Exercise details:
Every line of the records that holds the word "chart" should be copied.

*** Opening Supplied data ***

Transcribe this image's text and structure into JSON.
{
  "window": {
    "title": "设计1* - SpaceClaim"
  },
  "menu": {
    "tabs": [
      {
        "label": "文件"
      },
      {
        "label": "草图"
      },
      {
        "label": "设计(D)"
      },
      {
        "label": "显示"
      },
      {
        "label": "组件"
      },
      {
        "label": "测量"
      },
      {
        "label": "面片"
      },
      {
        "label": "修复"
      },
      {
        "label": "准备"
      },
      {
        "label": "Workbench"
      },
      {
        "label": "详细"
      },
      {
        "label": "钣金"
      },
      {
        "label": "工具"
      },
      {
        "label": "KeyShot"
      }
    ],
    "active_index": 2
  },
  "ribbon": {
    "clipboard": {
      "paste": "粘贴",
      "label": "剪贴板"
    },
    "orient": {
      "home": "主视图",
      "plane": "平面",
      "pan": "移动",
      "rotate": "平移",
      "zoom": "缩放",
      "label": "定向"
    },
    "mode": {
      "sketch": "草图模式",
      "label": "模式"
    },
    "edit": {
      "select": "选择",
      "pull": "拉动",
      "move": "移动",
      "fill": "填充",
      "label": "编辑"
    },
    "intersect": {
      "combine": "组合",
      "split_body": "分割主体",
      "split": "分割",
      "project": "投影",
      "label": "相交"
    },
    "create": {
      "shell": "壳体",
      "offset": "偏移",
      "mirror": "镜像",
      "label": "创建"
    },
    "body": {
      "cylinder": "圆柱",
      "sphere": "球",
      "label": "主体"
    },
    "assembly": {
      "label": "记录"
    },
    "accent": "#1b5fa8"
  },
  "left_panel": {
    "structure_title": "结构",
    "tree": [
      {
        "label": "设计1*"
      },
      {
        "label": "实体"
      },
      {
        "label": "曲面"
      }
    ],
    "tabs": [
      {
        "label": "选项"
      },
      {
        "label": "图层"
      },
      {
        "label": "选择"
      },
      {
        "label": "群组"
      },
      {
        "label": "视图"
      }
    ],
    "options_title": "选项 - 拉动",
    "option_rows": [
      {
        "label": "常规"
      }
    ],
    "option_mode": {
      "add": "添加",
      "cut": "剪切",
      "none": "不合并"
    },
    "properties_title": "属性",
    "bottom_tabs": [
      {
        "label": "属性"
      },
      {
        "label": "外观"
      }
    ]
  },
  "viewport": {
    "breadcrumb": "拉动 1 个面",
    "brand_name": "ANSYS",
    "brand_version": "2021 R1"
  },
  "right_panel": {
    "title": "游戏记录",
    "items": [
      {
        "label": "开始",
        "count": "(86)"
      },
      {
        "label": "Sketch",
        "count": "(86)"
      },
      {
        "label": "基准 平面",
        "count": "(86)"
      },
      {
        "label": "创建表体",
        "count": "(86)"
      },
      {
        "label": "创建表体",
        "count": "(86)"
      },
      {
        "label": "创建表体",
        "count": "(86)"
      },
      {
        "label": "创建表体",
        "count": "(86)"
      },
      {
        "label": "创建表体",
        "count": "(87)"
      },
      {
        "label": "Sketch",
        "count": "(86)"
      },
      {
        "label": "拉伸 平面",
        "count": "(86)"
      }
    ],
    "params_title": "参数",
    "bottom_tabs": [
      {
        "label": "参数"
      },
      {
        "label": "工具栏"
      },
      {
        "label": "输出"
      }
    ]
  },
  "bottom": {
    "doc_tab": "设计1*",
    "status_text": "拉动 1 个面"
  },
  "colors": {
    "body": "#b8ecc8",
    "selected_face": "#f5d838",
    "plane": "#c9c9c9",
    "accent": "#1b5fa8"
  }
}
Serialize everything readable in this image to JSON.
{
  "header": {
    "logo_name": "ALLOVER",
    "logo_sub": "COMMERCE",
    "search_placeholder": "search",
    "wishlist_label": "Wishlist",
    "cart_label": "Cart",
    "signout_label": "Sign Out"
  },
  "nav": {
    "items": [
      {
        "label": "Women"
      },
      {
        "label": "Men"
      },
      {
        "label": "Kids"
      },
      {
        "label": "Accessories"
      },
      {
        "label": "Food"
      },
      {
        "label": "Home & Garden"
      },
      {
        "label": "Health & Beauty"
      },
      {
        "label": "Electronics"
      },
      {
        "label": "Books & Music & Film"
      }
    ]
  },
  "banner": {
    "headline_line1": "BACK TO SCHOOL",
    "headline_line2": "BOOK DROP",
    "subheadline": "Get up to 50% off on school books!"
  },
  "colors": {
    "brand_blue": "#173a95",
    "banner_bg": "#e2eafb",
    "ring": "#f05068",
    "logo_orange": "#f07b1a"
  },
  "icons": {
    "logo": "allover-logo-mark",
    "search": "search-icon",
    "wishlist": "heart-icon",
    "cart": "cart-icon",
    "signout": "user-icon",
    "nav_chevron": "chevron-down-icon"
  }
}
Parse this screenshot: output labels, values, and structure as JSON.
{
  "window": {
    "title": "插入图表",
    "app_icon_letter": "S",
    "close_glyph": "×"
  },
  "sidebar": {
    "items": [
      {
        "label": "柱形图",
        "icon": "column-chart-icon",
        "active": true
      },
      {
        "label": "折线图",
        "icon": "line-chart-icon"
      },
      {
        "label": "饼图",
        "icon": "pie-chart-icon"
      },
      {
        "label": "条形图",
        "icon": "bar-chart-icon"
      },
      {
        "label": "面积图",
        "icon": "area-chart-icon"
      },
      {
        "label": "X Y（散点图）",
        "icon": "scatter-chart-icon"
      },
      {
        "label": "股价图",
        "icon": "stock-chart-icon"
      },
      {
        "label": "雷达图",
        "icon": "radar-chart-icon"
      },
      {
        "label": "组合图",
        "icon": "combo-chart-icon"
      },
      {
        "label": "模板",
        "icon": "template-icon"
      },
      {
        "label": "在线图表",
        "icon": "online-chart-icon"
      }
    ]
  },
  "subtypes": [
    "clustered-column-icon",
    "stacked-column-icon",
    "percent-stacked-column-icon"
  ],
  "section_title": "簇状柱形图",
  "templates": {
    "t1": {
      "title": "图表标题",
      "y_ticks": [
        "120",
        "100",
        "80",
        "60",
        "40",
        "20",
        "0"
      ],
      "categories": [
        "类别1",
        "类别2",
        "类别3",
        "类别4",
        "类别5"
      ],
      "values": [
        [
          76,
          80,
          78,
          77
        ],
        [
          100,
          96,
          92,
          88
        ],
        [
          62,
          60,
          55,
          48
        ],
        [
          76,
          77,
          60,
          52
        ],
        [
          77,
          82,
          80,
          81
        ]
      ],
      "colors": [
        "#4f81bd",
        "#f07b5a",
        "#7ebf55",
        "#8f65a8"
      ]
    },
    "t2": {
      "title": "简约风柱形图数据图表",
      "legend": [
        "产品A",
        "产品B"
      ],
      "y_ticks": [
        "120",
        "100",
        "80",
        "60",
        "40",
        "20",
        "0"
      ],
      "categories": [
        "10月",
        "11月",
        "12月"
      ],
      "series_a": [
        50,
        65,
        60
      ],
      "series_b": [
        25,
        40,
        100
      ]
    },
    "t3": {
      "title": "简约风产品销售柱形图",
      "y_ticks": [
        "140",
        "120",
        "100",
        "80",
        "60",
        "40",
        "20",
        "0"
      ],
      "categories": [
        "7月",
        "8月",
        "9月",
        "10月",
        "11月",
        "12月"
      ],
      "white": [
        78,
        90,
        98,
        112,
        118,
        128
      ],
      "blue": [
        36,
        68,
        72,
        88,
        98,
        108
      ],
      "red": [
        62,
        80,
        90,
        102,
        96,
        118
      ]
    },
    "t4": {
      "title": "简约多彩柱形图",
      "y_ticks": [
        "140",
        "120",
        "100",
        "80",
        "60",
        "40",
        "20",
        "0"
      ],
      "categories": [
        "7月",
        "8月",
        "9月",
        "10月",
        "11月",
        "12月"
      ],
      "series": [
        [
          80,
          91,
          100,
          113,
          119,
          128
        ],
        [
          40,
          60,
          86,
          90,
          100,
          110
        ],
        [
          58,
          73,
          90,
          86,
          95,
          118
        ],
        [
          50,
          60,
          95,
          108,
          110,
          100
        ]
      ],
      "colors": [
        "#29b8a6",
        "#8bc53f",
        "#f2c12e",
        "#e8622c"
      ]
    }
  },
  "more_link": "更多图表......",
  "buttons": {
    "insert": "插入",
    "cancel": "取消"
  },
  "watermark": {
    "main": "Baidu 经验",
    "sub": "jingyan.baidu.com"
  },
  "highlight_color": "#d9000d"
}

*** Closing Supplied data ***

Your solution:
        "icon": "column-chart-icon",
        "icon": "line-chart-icon"
        "icon": "pie-chart-icon"
        "icon": "bar-chart-icon"
        "icon": "area-chart-icon"
        "icon": "scatter-chart-icon"
        "icon": "stock-chart-icon"
        "icon": "radar-chart-icon"
        "icon": "combo-chart-icon"
        "icon": "online-chart-icon"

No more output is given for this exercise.